“We would go on shopping trips and we would talk about our children at the schools, because we loved it,” Kiernan said. “We would talk about the children and their successes and we would seek advice from one another about what we could do to help certain families. Teresa was always trying to help someone.
“She dedicated her life to helping students, colleagues and families and when she became an administrator, the impact that she had on teachers (in) helping them grow and get what they needed for their students. Those things that happened at Boones Creek (elementary) —  that happened for years — that doesn’t happen without her. That is from the dedication and a great work ethic, which she exhibited throughout her career.”
Teresa Leonard grew up in West Virginia and graduated from Marshall University with a teaching degree. She taught for two years in Beckley, West Virginia, before moving to Tennessee and being hired by the Washington County Department of Education.
Later, she went on to earn her master’s degree in supervision and administration from East Tennessee State University, which helped further her career in Washington County.
That is when the opportunity came up to be the assistant principal at Boone Creek Elementary, which she served as for five years, before taking over as principal in 1990.
It was during that time that current Washington County school board member David Hammond met Leonard. As a parent of a student at Boones Creek Elementary, Hammond remembered seeing Teresa Leonard being very active anytime that he was at the school. He would see her welcome the kids to school and wish them well before they went home.
But Teresa Leonard also encouraged Hammond, and her encouragement helped him decide to become the president of the Parent Teachers Association at the school. There, he got to know Teresa Leonard even better, and saw first-hand her relationship with the kids.
“She was the type of educator that was called, that didn’t just go and get the job,” Hammond said. “Her thing was the kids, that is why she stayed as long as she did. That is why the school was getting recognized all the time for some type of achievement.”
During Hammond’s latest run for school board, he said that Teresa was right there cheering him on, despite being in the middle of her battle with cancer. That was one reason that Hammond got so emotional when the school board took time to recognize her during their Jan. 7 meeting.
It was easy to see just how much that Leonard meant to the education sector of the county, as each school board member took a minute to gather his or her thoughts before sharing praises for Leonard.
“It was certainly devastating to our educational family and it was extremely emotional for us, especially some of the board members that knew her for 30 years or longer,” Dykes said. “She was certainly an extremely valuable asset to the world of education and she is going to be missed terribly.”
Another person that saw Teresa Leonard’s influence on Boones Creek Elementary was her assistant principal for four years, Kelly Harrell. She was given the task of taking over for Leonard after she retired. There were plenty of things that stuck out to Harrell about her former colleague, but the one that first came to her mind was the woman’s dedication.
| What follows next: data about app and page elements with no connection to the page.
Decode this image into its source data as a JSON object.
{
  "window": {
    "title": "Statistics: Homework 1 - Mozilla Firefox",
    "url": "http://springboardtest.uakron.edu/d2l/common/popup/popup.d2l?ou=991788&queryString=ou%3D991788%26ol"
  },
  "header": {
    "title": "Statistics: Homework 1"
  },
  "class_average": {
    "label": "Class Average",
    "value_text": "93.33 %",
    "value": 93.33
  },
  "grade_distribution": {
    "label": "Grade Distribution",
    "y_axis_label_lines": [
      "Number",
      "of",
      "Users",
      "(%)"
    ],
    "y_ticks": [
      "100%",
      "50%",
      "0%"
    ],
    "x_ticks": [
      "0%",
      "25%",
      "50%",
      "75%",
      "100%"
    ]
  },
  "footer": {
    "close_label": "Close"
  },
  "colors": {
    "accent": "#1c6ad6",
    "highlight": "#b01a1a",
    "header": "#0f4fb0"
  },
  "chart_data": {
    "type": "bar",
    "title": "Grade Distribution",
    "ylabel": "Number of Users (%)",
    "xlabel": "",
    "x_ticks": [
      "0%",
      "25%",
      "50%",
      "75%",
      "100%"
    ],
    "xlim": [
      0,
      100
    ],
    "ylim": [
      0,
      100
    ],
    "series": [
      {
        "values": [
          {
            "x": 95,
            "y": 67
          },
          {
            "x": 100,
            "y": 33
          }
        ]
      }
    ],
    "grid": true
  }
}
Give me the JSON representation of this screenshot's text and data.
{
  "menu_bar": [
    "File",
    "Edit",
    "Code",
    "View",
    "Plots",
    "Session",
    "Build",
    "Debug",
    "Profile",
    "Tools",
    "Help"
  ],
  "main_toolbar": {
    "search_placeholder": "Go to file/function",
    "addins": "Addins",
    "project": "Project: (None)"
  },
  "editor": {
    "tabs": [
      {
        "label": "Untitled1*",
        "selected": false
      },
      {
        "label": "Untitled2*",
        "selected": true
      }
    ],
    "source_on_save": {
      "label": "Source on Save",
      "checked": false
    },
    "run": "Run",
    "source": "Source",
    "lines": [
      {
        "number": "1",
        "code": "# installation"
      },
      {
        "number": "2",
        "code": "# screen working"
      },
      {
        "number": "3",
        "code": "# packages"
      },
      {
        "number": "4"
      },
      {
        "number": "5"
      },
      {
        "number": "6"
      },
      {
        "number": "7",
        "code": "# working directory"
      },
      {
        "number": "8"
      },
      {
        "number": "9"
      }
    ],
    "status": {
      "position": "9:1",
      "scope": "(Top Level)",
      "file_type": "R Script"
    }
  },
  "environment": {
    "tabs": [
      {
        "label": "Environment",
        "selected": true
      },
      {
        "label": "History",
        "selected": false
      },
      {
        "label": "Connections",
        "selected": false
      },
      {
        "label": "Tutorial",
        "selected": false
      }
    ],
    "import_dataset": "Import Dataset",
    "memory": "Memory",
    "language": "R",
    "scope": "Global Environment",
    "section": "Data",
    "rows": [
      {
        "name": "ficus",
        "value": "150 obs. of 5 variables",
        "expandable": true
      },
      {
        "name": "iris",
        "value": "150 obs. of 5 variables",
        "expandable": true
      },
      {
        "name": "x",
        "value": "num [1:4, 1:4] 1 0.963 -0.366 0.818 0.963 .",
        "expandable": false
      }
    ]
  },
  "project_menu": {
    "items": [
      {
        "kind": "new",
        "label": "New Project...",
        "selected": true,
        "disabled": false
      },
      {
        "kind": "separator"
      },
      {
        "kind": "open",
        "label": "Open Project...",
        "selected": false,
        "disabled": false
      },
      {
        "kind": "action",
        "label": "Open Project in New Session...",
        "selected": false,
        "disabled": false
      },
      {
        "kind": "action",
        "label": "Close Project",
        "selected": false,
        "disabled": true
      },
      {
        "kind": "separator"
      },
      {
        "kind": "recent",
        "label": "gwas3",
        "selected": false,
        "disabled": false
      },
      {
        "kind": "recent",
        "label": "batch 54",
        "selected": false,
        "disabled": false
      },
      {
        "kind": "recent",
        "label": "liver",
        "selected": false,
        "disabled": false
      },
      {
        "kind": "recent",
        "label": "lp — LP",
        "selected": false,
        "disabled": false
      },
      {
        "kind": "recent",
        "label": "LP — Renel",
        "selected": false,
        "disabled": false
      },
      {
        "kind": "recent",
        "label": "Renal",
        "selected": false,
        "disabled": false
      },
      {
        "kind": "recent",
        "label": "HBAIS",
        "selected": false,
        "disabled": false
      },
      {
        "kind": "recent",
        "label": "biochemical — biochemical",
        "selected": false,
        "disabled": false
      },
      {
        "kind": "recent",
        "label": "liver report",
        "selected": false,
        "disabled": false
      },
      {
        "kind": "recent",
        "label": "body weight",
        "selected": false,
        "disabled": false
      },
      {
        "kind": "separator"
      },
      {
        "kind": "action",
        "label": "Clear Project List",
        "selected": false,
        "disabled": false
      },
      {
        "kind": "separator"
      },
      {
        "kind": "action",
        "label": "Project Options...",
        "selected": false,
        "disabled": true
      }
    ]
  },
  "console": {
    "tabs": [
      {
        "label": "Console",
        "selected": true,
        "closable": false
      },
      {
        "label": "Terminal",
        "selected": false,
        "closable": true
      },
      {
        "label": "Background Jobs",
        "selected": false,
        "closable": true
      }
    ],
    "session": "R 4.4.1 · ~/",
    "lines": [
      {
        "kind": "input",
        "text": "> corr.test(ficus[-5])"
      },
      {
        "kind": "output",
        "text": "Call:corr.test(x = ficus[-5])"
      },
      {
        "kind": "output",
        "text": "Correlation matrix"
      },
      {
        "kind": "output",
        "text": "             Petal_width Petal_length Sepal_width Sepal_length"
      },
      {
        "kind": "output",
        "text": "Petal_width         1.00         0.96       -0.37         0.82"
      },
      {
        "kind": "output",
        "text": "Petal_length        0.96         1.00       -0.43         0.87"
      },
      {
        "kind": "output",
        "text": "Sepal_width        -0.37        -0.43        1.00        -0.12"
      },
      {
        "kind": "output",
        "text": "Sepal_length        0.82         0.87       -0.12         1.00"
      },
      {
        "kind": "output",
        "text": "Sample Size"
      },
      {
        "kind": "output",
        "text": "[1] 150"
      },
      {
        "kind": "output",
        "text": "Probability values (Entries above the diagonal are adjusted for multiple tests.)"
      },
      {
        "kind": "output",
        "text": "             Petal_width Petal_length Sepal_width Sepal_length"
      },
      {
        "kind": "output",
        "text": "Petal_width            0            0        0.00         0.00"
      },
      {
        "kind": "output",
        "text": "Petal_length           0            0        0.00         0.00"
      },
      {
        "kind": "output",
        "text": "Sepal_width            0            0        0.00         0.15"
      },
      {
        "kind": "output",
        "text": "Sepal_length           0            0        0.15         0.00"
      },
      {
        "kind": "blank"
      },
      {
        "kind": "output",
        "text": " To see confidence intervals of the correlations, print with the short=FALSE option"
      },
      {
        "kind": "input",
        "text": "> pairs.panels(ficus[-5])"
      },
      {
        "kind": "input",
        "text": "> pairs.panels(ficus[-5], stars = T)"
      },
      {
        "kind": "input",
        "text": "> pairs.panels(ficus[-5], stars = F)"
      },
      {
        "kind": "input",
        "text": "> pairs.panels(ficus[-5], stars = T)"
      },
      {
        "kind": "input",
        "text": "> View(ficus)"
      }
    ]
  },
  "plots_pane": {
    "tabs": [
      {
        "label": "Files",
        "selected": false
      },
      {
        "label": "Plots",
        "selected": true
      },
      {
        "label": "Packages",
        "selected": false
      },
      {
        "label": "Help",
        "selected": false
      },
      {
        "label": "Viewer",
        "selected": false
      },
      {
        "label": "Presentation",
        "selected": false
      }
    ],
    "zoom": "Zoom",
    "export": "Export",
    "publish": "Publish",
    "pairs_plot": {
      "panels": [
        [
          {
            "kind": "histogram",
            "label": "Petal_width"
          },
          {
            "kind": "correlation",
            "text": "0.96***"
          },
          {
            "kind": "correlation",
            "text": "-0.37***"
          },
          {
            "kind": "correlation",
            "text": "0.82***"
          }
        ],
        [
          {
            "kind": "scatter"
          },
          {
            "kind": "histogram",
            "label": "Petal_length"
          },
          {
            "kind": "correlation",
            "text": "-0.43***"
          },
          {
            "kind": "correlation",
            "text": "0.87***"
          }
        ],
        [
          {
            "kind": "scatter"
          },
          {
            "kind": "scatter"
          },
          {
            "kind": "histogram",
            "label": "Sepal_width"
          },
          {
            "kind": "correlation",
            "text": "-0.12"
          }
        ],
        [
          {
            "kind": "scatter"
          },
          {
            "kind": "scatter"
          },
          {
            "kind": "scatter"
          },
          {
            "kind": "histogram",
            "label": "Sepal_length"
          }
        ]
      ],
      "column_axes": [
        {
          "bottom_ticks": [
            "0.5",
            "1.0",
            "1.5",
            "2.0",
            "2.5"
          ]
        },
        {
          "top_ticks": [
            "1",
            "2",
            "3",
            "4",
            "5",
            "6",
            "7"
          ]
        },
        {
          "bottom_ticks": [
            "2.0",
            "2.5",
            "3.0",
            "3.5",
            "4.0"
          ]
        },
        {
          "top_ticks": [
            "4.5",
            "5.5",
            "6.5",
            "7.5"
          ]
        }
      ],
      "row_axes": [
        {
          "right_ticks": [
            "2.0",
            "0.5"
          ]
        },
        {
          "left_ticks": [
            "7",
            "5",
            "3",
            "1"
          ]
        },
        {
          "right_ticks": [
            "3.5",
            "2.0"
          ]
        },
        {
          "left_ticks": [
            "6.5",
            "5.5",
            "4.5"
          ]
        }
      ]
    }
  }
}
“She was there all the time, she made sure everything ran perfectly and I learned so much from her about how to run a school,” she said. “She was very involved with parents, she loved the kids and she knew every kid in that building.”
And the kids loved and adored her too, according to Paul Leonard. He mentioned that not a day goes by that he doesn’t hear from one of the people that his wife influenced during her time as an educator.
“It’s daily, under different circumstances,” he said. “There were several of her students at her funeral. She touched lives daily.”